This entry is from the works of Samuel Thomson, a founder of what became known as "Thomsonian herbalism." There were several Latter-day Saint physicians who were Thomsonians, including (significantly) Willard Richards, who wrote the diary entry we are here considering. The emphasis on loss of heat and lack of stimulation is significant—for it clashed with another set of medical principles, the "orthodox" or "heroic" doctors who came to believe that acute disease was not caused by lack of heat, but by too much energy, heat, or vital force: hence their prescriptions for bleeding, purging, and the like: to lower the energy or "heat." [3] Thus, under normal circumstances an 'energizing', 'hot', or 'stimulating' drink would be inappropriate.

There might, however, be exceptions. Thomson described a local woman who acted as a healer, and his admiration for her skill and methods is clear:

There was an old lady by the name of Benton lived near us, who used to attend our family when there was any sickness. At that time there was no such thing as a Doctor known among us, there not being any within ten miles. The whole of her practice was with roots and herbs, applied to the patient, or given in hot drinks, to produce sweating; which always answered the purpose. [4]

Thus, in a time of extreme cold, a "hot drink" like tea could be seen as a medicinal or preventative treatment which would help maintain health, since it would prevent the loss of the vital heat upon which the body depended. As a Thomsonian physician, Willard Richards (who wrote Joseph's journal for him) would have known and preached this. An "orthodox physician" (wary of heat, and more apt to bleed or purge) would have vigorously disagreed. [5]

By analogy, a modern member would be in violation of the Word of Wisdom if he or she injected morphine as a "recreational" drug.
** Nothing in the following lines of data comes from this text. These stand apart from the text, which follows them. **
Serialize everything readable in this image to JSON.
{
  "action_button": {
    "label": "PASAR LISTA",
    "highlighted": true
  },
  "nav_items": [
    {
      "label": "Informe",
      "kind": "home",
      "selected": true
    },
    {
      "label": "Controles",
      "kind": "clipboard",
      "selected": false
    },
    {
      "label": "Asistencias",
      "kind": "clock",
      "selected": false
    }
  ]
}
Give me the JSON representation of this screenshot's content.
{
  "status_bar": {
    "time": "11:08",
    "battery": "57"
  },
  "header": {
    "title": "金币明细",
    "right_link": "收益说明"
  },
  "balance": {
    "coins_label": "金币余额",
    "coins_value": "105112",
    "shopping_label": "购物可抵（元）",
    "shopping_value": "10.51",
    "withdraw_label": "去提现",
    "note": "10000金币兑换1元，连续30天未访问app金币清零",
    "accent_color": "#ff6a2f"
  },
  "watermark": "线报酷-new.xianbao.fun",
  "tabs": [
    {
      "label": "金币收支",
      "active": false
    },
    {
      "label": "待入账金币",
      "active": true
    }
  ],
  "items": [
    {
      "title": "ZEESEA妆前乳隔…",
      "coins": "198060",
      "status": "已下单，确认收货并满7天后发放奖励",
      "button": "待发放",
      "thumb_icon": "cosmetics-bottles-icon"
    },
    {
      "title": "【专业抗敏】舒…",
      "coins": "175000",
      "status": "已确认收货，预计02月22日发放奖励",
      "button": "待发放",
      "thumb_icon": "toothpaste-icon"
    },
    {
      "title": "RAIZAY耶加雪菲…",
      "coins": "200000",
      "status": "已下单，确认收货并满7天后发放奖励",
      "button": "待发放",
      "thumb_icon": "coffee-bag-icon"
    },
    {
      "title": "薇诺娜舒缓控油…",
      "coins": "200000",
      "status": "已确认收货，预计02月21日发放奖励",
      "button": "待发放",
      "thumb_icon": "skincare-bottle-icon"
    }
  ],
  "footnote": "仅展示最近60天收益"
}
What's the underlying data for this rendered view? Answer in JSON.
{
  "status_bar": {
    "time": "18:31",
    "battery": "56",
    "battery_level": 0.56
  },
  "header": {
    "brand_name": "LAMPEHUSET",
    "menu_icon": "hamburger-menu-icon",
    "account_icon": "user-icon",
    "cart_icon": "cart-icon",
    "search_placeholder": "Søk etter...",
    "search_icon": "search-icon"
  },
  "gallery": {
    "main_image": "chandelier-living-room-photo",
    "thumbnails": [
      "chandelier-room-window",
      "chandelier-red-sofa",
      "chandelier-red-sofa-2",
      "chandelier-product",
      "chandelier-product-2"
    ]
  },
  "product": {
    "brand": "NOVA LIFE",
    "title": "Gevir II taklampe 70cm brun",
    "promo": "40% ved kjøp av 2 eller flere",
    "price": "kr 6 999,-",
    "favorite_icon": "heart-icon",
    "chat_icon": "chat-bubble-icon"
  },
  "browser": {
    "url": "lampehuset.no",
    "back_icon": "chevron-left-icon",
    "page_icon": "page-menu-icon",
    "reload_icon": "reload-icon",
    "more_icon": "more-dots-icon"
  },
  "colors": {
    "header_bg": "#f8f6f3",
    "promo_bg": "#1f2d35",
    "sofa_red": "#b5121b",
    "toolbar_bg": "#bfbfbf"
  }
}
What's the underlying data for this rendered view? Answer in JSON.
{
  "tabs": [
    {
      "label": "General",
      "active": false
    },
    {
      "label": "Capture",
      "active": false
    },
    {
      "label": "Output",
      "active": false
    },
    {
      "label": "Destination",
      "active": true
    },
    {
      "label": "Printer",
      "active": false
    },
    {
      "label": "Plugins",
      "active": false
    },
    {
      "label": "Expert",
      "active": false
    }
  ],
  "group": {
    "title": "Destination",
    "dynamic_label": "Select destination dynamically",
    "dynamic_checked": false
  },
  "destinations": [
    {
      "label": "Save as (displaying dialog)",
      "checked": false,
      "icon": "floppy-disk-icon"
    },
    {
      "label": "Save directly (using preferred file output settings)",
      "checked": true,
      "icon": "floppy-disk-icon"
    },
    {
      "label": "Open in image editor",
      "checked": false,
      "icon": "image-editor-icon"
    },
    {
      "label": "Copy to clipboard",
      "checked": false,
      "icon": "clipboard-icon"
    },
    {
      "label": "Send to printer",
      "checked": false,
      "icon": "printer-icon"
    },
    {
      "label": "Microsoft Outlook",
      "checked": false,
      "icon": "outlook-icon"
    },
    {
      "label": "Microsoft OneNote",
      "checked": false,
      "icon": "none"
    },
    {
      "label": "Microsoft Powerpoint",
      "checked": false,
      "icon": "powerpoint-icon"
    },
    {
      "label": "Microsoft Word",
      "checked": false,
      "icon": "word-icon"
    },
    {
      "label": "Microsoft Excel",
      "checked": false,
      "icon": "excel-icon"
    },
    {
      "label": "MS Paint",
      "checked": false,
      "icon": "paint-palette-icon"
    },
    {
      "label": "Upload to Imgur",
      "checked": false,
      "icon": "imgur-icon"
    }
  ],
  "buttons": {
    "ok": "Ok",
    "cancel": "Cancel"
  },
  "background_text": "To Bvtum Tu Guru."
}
But, if the same drug was administered for a medical reason, the member would not be at fault. (Indeed, we might find fault with someone for refusing a medical treatment to maintain their health or cure an illness.)

That Richards was not surprised or offended by Joseph's consumption of tea on a bitterly cold winter morning demonstrates that Joseph's action was not the scandal that some wish to portray it as.

As one historian observed in 1972:

While the Saints opposed the common use of tea and coffee, it would appear that they had little objection to its occasional use for medicinal purposes. In an age when these items were frequenlty used as a relief for a wide variety of ailments, it would have been imprudent to have entirely forbidden their use.[6]

Notes

  1. Joseph Smith, An American Prophet's Record:The Diaries and Journals of Joseph Smith, edited by Scott Faulring, Significant Mormon Diaries Series No. 1, (Salt Lake City, Utah: Signature Books in association with Smith Research Associates, 1989), 331.
  2. J.U. and C.G. Lloyd, "Life and Medical Discoveries of Samuel Thomson, and a history of the Thomsonian Materia Medica, as shown in "The New Guide to Health," (1835) and the literature of that day, &c." in Bulletin of the Lloyd Library of Botany, Pharmacy and Materia Medica No. 11, Reproduction Series No. 7 (1909): 26. off-site (italics added)
  3. Lester E. Bush, Jr., "The Word of Wisdom in Early Nineteenth Century Perspective," Dialogue: A Journal of Mormon Thought 14 no. 3 (Autumn 1981), 49.
  4. Lloyd, 12. (emphasis added)
  5. Bush, 55
  6. Paul H. Peterson, "An Historical Analysis of the Word of Wisdom," Master's thesis, Brigham Young University, 1972, 23-24.